I started watching Paradise Kiss, an adaption of beloved artist Ai Yazawa’s josei manga, with somewhat academic motives. As I’m doing a senior project on Japanese street fashion and Lolita, I wanted to see how the show explored the fashion subculture. I got that and so much more with this emotional coming of age story. Yukari “Caroline” Hayasaka is an average student at a top high school in Tokyo whose world is changed when she is scouted by local fashion students to model for their upcoming show. She falls in with the eccentric bunch at the Paradise Kiss studio, facing challenges, finding friendships as well as romantic drama with the studio’s charismatic designer Joji “George” Koizumi, and ultimately learning how to be her own person
A Believably Colorful World
Believable qualities are going to be a theme for this review, because Paradise Kiss really excelled at this. The world of the fashion students certainly has an almost magical allure, but it makes sense experiencing it from the point of view of Yukari, a girl who has lived a rather mundane life. The studio’s crew can definitely be outlandish, but it’s rarely flamboyant just for the sake of it.
In short, the characters act like real people. I’m not sure I realized how rare this is for anime until I watched Paradise Kiss. Yukari can be frustrating to watch at times on account of her decision making skills and mood swings, but she acts very much like a teenage girl who has never been on her own, and she grows up in a real way. Even George doesn’t seem like a caricature of the artistic type. He’s ridiculous, selfish, and arrogant, but he does have some deep seeded issues that make him quite sympathetic. The fashion world is not without it’s flaky, temperamental, and loud inhabitants. George is a reflection of this. The characters who could have been played as flat or merely comic relief - studio members Miwako, Arashi, and Isabella - also have fleshed out personalities.
Paradise Kiss tackles some mature themes, namely the anxiety and emotions associated with one’s first sexual experience. The amazing thing is that it’s played completely straight. This is an anime with some rather explicit sexual content, but zero fanservice.
You would hope a show revolving around avant-garde fashion design would have some impressive art, and fortunately it delivers on this front. The character designs are gorgeous, and look nearly identical to Ai Yazawa’s art. The fashion itself is a feast for the eyes, including both the characters’ street clothes and the Paradise Kiss creations. One of the coolest things for me was Miwako’s constantly changing wardrobe. She is usually wearing styles from specific J-fashion subcultures, including Lolita and Fairy Kei.

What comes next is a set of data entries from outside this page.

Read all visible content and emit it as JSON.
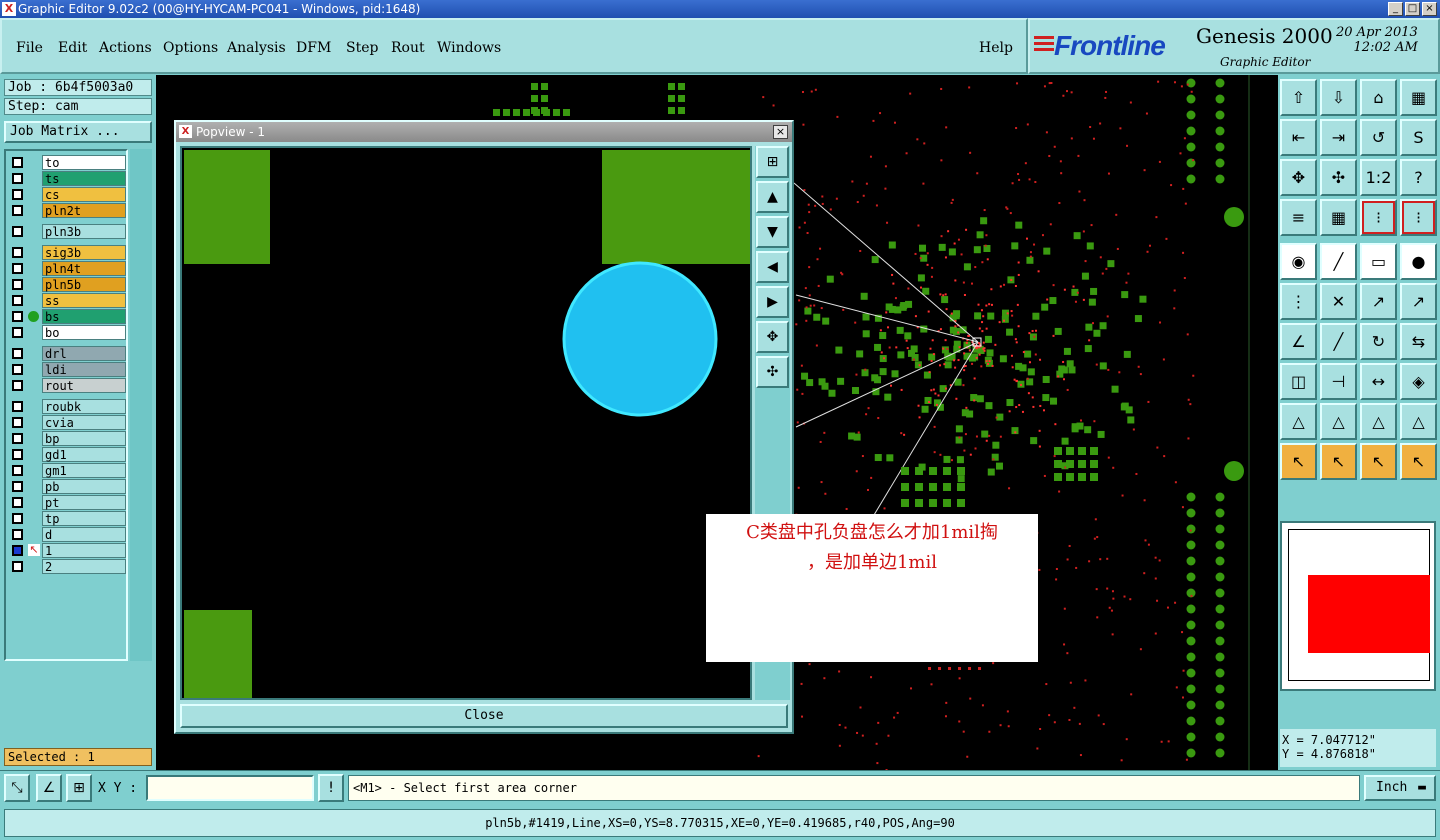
{
  "window": {
    "title": "Graphic Editor 9.02c2 (00@HY-HYCAM-PC041 - Windows, pid:1648)",
    "controls": [
      "_",
      "□",
      "×"
    ]
  },
  "menu": {
    "items": [
      "File",
      "Edit",
      "Actions",
      "Options",
      "Analysis",
      "DFM",
      "Step",
      "Rout",
      "Windows"
    ],
    "help": "Help"
  },
  "brand": {
    "logo": "Frontline",
    "product": "Genesis 2000",
    "module": "Graphic Editor",
    "date": "20 Apr 2013",
    "time": "12:02 AM"
  },
  "job": {
    "job_line": "Job : 6b4f5003a0",
    "step_line": "Step: cam",
    "matrix_button": "Job Matrix ..."
  },
  "layers": [
    {
      "name": "to",
      "color": "#ffffff"
    },
    {
      "name": "ts",
      "color": "#20a070"
    },
    {
      "name": "cs",
      "color": "#f0c040"
    },
    {
      "name": "pln2t",
      "color": "#e0a020"
    },
    {
      "name": "pln3b",
      "color": "#a8e0e0"
    },
    {
      "name": "sig3b",
      "color": "#f0c040"
    },
    {
      "name": "pln4t",
      "color": "#e0a020"
    },
    {
      "name": "pln5b",
      "color": "#e0a020"
    },
    {
      "name": "ss",
      "color": "#f0c040"
    },
    {
      "name": "bs",
      "color": "#20a070"
    },
    {
      "name": "bo",
      "color": "#ffffff"
    },
    {
      "name": "drl",
      "color": "#90a8b0"
    },
    {
      "name": "ldi",
      "color": "#90a8b0"
    },
    {
      "name": "rout",
      "color": "#c8d0d0"
    },
    {
      "name": "roubk",
      "color": "#a8e0e0"
    },
    {
      "name": "cvia",
      "color": "#a8e0e0"
    },
    {
      "name": "bp",
      "color": "#a8e0e0"
    },
    {
      "name": "gd1",
      "color": "#a8e0e0"
    },
    {
      "name": "gm1",
      "color": "#a8e0e0"
    },
    {
      "name": "pb",
      "color": "#a8e0e0"
    },
    {
      "name": "pt",
      "color": "#a8e0e0"
    },
    {
      "name": "tp",
      "color": "#a8e0e0"
    },
    {
      "name": "d",
      "color": "#a8e0e0"
    },
    {
      "name": "1",
      "color": "#a8e0e0"
    },
    {
      "name": "2",
      "color": "#a8e0e0"
    }
  ],
  "selected": "Selected : 1",
  "popview": {
    "title": "Popview - 1",
    "close_label": "Close"
  },
  "note": {
    "line1": "C类盘中孔负盘怎么才加1mil掏",
    "line2": "，是加单边1mil"
  },
  "toolbox_icons": [
    "home-icon",
    "save-icon",
    "house-icon",
    "grid-icon",
    "arrow-left-icon",
    "arrow-right-icon",
    "arrow-ring-icon",
    "s-curve-icon",
    "zoom-fit-icon",
    "zoom-center-icon",
    "ratio-icon",
    "help-icon",
    "cross-hatch-icon",
    "grid-icon",
    "traffic-icon",
    "traffic-alt-icon",
    "pad-add-icon",
    "line-add-icon",
    "ruler-icon",
    "circle-dot-icon",
    "nodes-icon",
    "delete-x-icon",
    "move-icon",
    "copy-move-icon",
    "angle-icon",
    "line-edit-icon",
    "rotate-icon",
    "mirror-icon",
    "snap-icon",
    "cut-icon",
    "measure-icon",
    "shape-icon",
    "tri-icon",
    "tri-alt-icon",
    "tri-mid-icon",
    "tri-end-icon",
    "select-icon",
    "select-box-icon",
    "select-net-icon",
    "select-path-icon"
  ],
  "labels": {
    "ratio": "1:2",
    "question": "?"
  },
  "coords": {
    "x": "X = 7.047712\"",
    "y": "Y = 4.876818\""
  },
  "cmd": {
    "xy_label": "X Y :",
    "xy_value": "",
    "prompt": "<M1> - Select first area corner",
    "units": "Inch"
  },
  "status": "pln5b,#1419,Line,XS=0,YS=8.770315,XE=0,YE=0.419685,r40,POS,Ang=90"
}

Paradise Kiss has one of the best openings and endings I’ve ever seen. From the pounding, heady, and cosmopolitan feel of “Lonely in Gorgeous” to the super fun “Do You Want To?” by Franz Ferdinand, the choice of OP and ED really fit the show. I never skipped over either, and in fact I looked forward to them every episode.
There isn’t a main character in Paradise Kiss who isn’t interesting, but a few of them felt a bit forgotten in the grand scheme of things. I would have liked to have seen more exploration of Isabella, the transgender group mother figure. She gets a very touching backstory in one episode, but otherwise she can seem like an afterthought in the rest of the series. The same goes to some extent for Arashi, Miwako’s punk rocker boyfriend who despite his looks, is often the voice of reason.
Expert Emotional Manipulation
This should be a credit to Ai Yazawa and the show creators, so it’s not truly a bad point. George’s character is so well done that the viewer ends up getting pushed around by him right along with everyone else. Look, he is a terrible person. And a terrible boyfriend! The writing for his character keeps pulling Yukari and us back for more, though. It’s exciting but makes you want to reach into the TV and shake him sometimes. If I had a dollar for every time Dyram said “fuck you, George!” I would have about seven dollars.
Paradise Kiss is something special. Just watch it. I can’t do justice to how emotionally compelling the story and characters were, in such a beautifully nuanced way that didn’t slip into melodrama. Even if you would normally never touch a “girly” demographic with a ten foot pool, give Paradise Kiss a chance and you may find yourself pleasantly surprised.